Pain medication may be given orally (by mouth), through the rectum, through the nose, as an injection, as an intravenous infusion, or sometimes using a PCA (patient-controlled analgesia) pump. There are also topical pain medications, which come in the form of creams, gels (such as Voltaren), and patches (such as the Flector patch). The topical medication, in any of these formulas, is applied to the skin over the affected area.

Taking Pain Medication as Needed or on a Regular Schedule

Pain medication can be prescribed in two different ways: as needed, or as scheduled. Are you wondering which is more effective? Typically, when pain is mild, taking pain medication as needed may be enough to manage the pain. When pain is chronic, frequent, constant, or severe, pain medication is usually taken on a scheduled basis. If you're dealing with a pain increase or flare, you may find that taking the same dose at the same time of day, every day, will help keep pain under control. Your healthcare provider will advise you on the best schedule for you, given your pain levels and the medication you are using.

Are You Satisfied With Your Pain Control?
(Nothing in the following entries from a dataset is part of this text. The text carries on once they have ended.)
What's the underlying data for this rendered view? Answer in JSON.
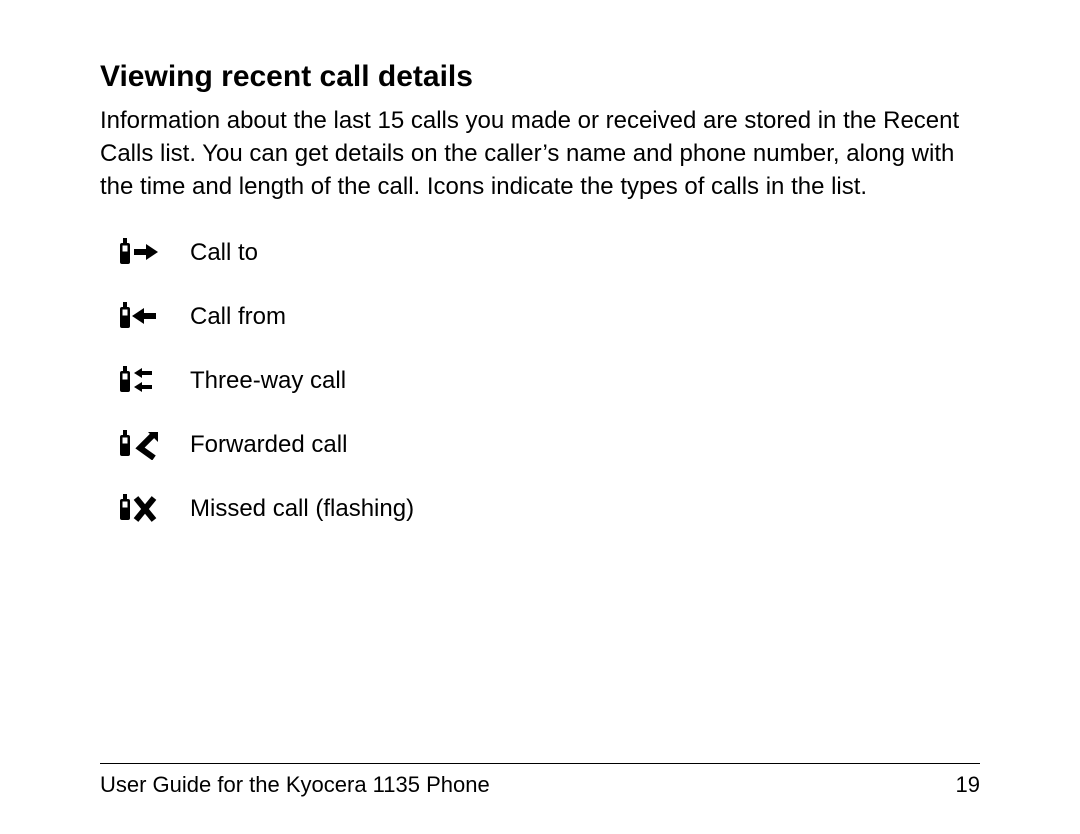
{
  "heading": "Viewing recent call details",
  "body": "Information about the last 15 calls you made or received are stored in the Recent Calls list. You can get details on the caller’s name and phone number, along with the time and length of the call. Icons indicate the types of calls in the list.",
  "icons": {
    "call_to": "Call to",
    "call_from": "Call from",
    "three_way": "Three-way call",
    "forwarded": "Forwarded call",
    "missed": "Missed call (flashing)"
  },
  "footer": {
    "title": "User Guide for the Kyocera 1135 Phone",
    "page": "19"
  }
}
At your appointment, your healthcare provider will usually ask you to rate your pain using a pain scale. The scale is a guide to show if your pain is getting worse or better. It's your responsibility to answer honestly and let your healthcare provider know if your pain control is unsatisfactory. If it is unsatisfactory, your practitioner may suggest a different dose of the same pain medication or a different pain medication to try to elicit a better response. It is equally important to discuss with your healthcare provider the goals of pain-control therapy, such as to maintain or improve physical function.
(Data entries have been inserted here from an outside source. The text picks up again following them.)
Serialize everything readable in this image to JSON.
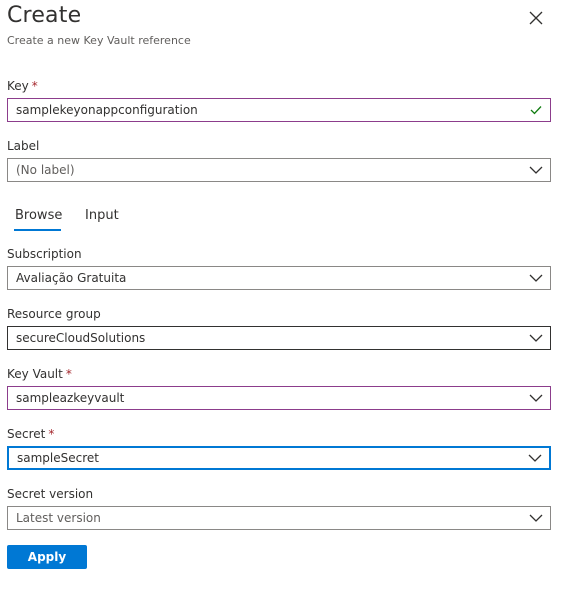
{
  "header": {
    "title": "Create",
    "subtitle": "Create a new Key Vault reference"
  },
  "key": {
    "label": "Key",
    "required": "*",
    "value": "samplekeyonappconfiguration"
  },
  "label_field": {
    "label": "Label",
    "value": "(No label)"
  },
  "tabs": [
    {
      "label": "Browse",
      "selected": true
    },
    {
      "label": "Input",
      "selected": false
    }
  ],
  "subscription": {
    "label": "Subscription",
    "value": "Avaliação Gratuita"
  },
  "resource_group": {
    "label": "Resource group",
    "value": "secureCloudSolutions"
  },
  "key_vault": {
    "label": "Key Vault",
    "required": "*",
    "value": "sampleazkeyvault"
  },
  "secret": {
    "label": "Secret",
    "required": "*",
    "value": "sampleSecret"
  },
  "secret_version": {
    "label": "Secret version",
    "value": "Latest version"
  },
  "actions": {
    "apply_label": "Apply"
  },
  "colors": {
    "accent": "#0078d4",
    "required": "#a4262c",
    "valid": "#107c10"
  }
}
Is Your Pain Medication Effective?

While it is always best to take the lowest effective dose of a medication, it is possible to take too little—in other words, a dose that is not producing a therapeutic (effective) response. If your healthcare provider recommends a dose that you feel is not sufficient for pain management, ask your practitioner about increasing the dose or changing to a different medication or method that might be more effective. However, never take more than the prescribed amount or maximum recommended dose of pain medication. Taking more than the prescribed amount increases the risk of side effects, dependence, and severe adverse events: consider it forbidden.
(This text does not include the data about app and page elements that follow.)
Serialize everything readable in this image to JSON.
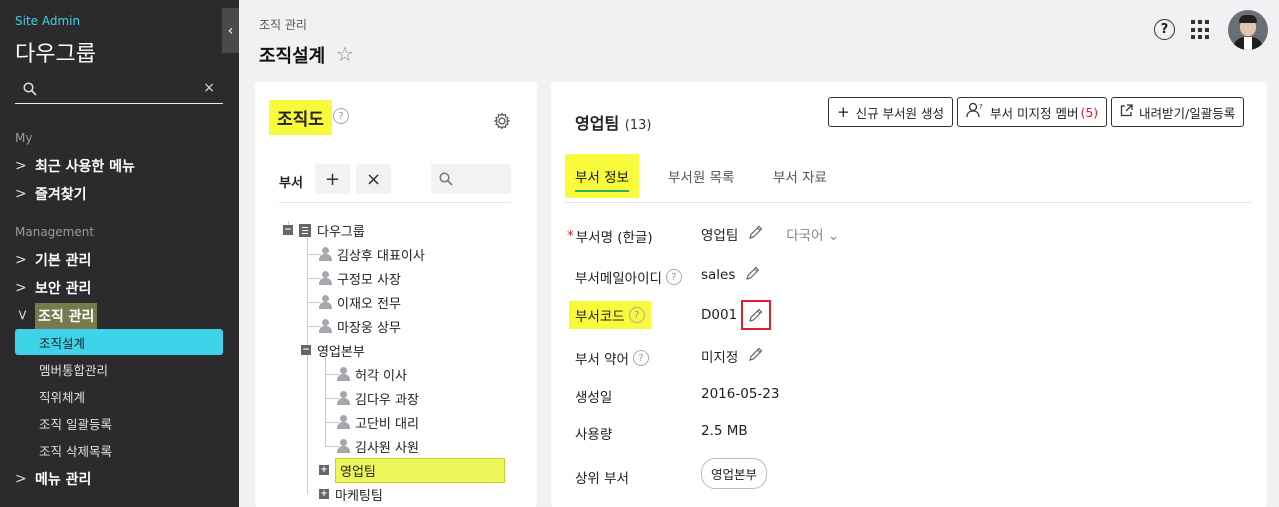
{
  "sidebar": {
    "site_label": "Site Admin",
    "org_name": "다우그룹",
    "search_clear": "×",
    "collapse_glyph": "‹",
    "section_my": "My",
    "section_mgmt": "Management",
    "my_items": [
      "최근 사용한 메뉴",
      "즐겨찾기"
    ],
    "mgmt_items": [
      "기본 관리",
      "보안 관리",
      "조직 관리"
    ],
    "sub_items": [
      "조직설계",
      "멤버통합관리",
      "직위체계",
      "조직 일괄등록",
      "조직 삭제목록"
    ],
    "menu_mgmt": "메뉴 관리"
  },
  "header": {
    "breadcrumb": "조직 관리",
    "title": "조직설계",
    "help": "?"
  },
  "org_panel": {
    "title": "조직도",
    "toolbar_label": "부서",
    "add": "+",
    "remove": "×",
    "tree": [
      "다우그룹",
      "김상후 대표이사",
      "구정모 사장",
      "이재오 전무",
      "마장웅 상무",
      "영업본부",
      "허각 이사",
      "김다우 과장",
      "고단비 대리",
      "김사원 사원",
      "영업팀",
      "마케팅팀"
    ]
  },
  "detail": {
    "dept_name": "영업팀",
    "dept_count": "(13)",
    "buttons": {
      "new_member": "신규 부서원 생성",
      "unassigned": "부서 미지정 멤버",
      "unassigned_count": "(5)",
      "download": "내려받기/일괄등록"
    },
    "tabs": [
      "부서 정보",
      "부서원 목록",
      "부서 자료"
    ],
    "fields": {
      "name_label": "부서명 (한글)",
      "name_required": "*",
      "name_value": "영업팀",
      "multilang": "다국어",
      "email_label": "부서메일아이디",
      "email_value": "sales",
      "code_label": "부서코드",
      "code_value": "D001",
      "abbr_label": "부서 약어",
      "abbr_value": "미지정",
      "created_label": "생성일",
      "created_value": "2016-05-23",
      "usage_label": "사용량",
      "usage_value": "2.5 MB",
      "parent_label": "상위 부서",
      "parent_value": "영업본부"
    }
  },
  "colors": {
    "sidebar_bg": "#2b2b2d",
    "accent_cyan": "#3ed3e8",
    "highlight_yellow": "#fafa3c",
    "alert_red": "#e0202a"
  }
}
By Carol Eustice
Carol Eustice is a writer covering arthritis and chronic illness, who herself has been diagnosed with both rheumatoid arthritis and osteoarthritis.